Several hundred hospitals that plan to form their own generic drug company are eyeing making "about 20" pharmaceutical products whose existing versions either cost too much or are in short supply for no good reason, the CEO of one of those hospitals said Thursday.
Dr. Marc Harrison, chief of Utah-based Intermountain Healthcare, during an interview on CNBC's "Closing Bell," would not identify the existing drugs that the new company wants to replicate on its own, or have done on a contract basis.
Harrison said, "We think it will be early '19 before our first drugs come to market."
And he said the group also is hoping to possibly get additional financing from "philanthropists who are sick of this activity" by drug companies that is "creating shortages and driving prices in an irrational fashion."
Intermountain is leading the collaboration with several other large hospital groups, Ascension, SSM Health and Trinity Health, in consultation with the U.S. Department of Veterans Affairs, to form a not-for-profit drug company. The groups together represent more than 450 U.S. hospitals.
Harrison said on "Closing Bell" that the project was spurred by feedback by patients who at times were saying "they can't get ahold of drugs or they're way too expensive."
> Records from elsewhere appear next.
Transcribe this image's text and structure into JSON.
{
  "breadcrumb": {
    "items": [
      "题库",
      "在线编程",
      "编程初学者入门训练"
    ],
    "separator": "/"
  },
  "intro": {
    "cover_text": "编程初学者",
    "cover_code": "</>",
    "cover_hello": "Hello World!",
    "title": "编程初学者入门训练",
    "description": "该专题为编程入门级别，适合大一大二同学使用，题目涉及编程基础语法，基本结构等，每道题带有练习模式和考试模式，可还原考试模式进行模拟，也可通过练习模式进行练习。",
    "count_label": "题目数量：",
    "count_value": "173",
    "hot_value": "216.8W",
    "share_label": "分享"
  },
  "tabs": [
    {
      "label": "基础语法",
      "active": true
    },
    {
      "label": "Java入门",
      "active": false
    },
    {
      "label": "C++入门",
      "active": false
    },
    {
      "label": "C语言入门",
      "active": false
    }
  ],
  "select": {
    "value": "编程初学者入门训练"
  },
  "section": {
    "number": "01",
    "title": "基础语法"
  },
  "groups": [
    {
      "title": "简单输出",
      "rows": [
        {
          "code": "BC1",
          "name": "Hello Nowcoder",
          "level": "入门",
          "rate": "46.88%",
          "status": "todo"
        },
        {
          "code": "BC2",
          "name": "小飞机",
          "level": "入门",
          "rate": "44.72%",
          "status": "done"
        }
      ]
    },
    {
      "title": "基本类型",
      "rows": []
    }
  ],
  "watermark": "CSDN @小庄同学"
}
"We're experiencing that in the hospital as well, and we've been thinking about this for a couple of years now," Harrison said.
"We worked hard to come up with a plan ... now is the time to get to work."
He said that one of the big problems in the pharmaceuticals market today is that some "individuals and groups have gone ahead and gotten sole control over a given drug."
"They create shortages and drive the prices up, and our patients can't get ahold of the drugs we need," Harrison said.
"We as a team will do the opposite," he said. "We'll make sure drugs are available in good quantities and reasonable prices."
Harrison said the members of the consortium will contribute funds to finance the new drug company.
"Over time, the business plan says we'll get our money back," he said.
Harrison also said that he expects the new firm to provide just a small fraction of pharmaceutical products that the hospitals have to purchase.
"We expect that the vast majority of drugs we buy will still come in the same channels we have always gotten them," he said. "We think most pharmacies are doing a great job and drug manufacturers are doing a great job."
"We're only interested in those organizations that are creating shortages and driving drug prices up in an irrational fashion," Harrison said.